***** Supplied data *****
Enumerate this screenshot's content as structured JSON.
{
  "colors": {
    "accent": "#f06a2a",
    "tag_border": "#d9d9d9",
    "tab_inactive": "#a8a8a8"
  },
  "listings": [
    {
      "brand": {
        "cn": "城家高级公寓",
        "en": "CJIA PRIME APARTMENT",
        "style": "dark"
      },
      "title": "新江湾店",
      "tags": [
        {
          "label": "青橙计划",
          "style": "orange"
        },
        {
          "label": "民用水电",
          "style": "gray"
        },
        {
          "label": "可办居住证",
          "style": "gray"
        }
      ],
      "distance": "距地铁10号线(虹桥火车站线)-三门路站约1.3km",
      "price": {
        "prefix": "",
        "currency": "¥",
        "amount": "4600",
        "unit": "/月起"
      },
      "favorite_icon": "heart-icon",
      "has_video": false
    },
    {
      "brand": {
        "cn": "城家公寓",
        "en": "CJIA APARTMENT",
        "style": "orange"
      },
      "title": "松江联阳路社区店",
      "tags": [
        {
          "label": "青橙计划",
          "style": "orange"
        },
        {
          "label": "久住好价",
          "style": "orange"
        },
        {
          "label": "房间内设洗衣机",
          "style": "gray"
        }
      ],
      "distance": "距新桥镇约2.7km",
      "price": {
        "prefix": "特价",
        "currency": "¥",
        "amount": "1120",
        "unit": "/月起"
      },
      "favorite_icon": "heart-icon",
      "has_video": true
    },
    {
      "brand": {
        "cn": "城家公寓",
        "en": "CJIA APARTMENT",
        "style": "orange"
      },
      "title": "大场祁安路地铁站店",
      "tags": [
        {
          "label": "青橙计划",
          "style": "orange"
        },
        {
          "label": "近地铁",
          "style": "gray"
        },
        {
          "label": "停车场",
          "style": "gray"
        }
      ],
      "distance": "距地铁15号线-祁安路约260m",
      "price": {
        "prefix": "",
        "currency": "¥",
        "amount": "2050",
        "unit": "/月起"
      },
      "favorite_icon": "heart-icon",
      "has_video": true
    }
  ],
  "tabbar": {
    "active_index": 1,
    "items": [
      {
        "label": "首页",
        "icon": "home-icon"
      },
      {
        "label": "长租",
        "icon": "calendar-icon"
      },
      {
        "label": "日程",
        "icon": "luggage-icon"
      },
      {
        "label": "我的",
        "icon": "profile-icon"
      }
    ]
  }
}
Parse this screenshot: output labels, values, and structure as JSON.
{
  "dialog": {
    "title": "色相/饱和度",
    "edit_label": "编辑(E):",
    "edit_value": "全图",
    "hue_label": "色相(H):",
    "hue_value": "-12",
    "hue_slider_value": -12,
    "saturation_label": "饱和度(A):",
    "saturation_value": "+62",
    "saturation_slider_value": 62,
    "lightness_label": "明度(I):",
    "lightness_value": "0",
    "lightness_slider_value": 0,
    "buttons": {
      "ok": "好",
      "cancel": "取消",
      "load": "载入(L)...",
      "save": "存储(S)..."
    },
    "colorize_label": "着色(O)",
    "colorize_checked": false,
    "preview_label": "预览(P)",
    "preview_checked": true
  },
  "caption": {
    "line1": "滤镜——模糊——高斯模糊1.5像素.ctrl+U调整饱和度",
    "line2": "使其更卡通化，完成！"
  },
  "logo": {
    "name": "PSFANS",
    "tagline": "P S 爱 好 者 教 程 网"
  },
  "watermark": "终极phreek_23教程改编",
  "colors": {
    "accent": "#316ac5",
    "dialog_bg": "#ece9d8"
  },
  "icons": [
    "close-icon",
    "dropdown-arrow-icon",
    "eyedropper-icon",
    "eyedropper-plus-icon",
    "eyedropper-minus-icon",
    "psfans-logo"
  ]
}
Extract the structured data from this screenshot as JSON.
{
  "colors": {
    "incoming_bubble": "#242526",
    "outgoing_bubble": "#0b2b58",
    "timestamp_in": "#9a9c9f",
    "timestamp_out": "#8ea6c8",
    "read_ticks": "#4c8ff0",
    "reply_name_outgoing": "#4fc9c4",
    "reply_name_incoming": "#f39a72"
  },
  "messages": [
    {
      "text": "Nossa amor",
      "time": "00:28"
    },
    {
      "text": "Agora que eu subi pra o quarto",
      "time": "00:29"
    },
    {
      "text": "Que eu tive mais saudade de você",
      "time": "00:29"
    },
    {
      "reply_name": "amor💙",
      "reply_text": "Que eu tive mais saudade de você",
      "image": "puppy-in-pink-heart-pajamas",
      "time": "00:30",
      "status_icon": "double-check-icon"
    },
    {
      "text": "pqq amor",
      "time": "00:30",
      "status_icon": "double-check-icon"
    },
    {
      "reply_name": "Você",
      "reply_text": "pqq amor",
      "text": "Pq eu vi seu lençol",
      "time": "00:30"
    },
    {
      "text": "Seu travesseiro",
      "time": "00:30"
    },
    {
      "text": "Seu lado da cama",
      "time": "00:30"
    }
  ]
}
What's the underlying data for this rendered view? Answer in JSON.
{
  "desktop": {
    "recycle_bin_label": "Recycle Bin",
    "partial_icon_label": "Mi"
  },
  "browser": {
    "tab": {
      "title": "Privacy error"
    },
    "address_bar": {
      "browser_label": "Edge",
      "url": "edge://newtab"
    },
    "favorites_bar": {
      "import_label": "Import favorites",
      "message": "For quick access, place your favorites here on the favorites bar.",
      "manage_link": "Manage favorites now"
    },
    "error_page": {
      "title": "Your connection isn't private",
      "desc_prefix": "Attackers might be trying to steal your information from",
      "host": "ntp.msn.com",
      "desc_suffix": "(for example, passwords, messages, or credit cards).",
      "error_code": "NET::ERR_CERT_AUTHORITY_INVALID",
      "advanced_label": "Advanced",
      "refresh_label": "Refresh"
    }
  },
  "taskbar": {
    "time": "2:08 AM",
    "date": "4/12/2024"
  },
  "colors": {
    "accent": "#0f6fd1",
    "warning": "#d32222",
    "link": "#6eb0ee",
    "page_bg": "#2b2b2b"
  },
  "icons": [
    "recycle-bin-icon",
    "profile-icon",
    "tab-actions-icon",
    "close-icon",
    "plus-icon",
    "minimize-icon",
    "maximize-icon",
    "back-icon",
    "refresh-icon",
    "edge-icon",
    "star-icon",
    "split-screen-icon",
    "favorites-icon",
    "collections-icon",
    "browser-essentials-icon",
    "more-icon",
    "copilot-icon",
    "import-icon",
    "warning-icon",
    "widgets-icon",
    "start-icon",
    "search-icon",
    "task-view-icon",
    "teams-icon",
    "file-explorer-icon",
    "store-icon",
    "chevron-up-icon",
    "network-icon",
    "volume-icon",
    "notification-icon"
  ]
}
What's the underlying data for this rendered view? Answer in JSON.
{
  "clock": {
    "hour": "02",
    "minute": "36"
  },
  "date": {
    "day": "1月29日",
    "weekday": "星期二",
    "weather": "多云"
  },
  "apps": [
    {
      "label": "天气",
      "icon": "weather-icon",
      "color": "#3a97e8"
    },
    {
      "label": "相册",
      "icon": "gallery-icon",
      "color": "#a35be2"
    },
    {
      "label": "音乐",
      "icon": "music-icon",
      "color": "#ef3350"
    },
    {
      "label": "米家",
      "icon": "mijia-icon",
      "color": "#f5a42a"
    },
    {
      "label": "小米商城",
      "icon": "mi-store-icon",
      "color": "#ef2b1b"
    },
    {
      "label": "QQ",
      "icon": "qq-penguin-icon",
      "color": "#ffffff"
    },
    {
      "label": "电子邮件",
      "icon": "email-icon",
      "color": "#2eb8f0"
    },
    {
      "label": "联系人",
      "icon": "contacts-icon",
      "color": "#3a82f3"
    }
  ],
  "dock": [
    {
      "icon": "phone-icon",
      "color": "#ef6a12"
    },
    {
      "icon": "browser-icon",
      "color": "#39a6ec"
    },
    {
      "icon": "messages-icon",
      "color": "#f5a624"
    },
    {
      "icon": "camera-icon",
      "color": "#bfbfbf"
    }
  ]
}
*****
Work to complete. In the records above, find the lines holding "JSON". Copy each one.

Reply.
Enumerate this screenshot's content as structured JSON.
Parse this screenshot: output labels, values, and structure as JSON.
Extract the structured data from this screenshot as JSON.
What's the underlying data for this rendered view? Answer in JSON.
What's the underlying data for this rendered view? Answer in JSON.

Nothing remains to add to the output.